PROBLEM TO SOLVE:
In your copy, leave out the pictures and repeat every record exactly.

==================================================

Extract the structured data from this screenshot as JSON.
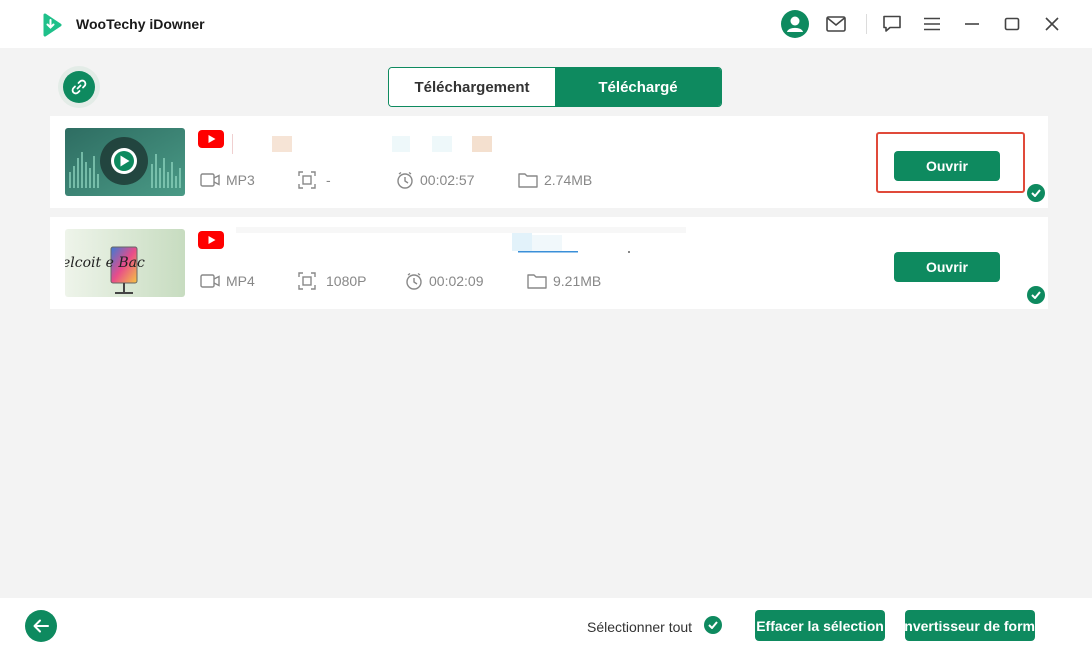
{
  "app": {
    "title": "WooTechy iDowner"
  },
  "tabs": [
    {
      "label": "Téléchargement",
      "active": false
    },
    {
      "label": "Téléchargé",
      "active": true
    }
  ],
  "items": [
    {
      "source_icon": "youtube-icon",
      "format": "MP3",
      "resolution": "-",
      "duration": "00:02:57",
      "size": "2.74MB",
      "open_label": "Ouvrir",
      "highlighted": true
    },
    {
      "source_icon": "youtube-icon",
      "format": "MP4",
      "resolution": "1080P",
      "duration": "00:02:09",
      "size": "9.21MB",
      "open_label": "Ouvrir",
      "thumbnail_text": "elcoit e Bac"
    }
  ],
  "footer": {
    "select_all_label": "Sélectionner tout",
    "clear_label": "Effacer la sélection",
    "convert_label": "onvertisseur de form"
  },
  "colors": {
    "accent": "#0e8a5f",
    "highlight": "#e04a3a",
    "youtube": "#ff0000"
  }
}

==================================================

RESULT FOR THIS TASK:
Extract the structured data from this screenshot as JSON.
{
  "app": {
    "title": "WooTechy iDowner"
  },
  "tabs": [
    {
      "label": "Téléchargement",
      "active": false
    },
    {
      "label": "Téléchargé",
      "active": true
    }
  ],
  "items": [
    {
      "source_icon": "youtube-icon",
      "format": "MP3",
      "resolution": "-",
      "duration": "00:02:57",
      "size": "2.74MB",
      "open_label": "Ouvrir",
      "highlighted": true
    },
    {
      "source_icon": "youtube-icon",
      "format": "MP4",
      "resolution": "1080P",
      "duration": "00:02:09",
      "size": "9.21MB",
      "open_label": "Ouvrir",
      "thumbnail_text": "elcoit e Bac"
    }
  ],
  "footer": {
    "select_all_label": "Sélectionner tout",
    "clear_label": "Effacer la sélection",
    "convert_label": "onvertisseur de form"
  },
  "colors": {
    "accent": "#0e8a5f",
    "highlight": "#e04a3a",
    "youtube": "#ff0000"
  }
}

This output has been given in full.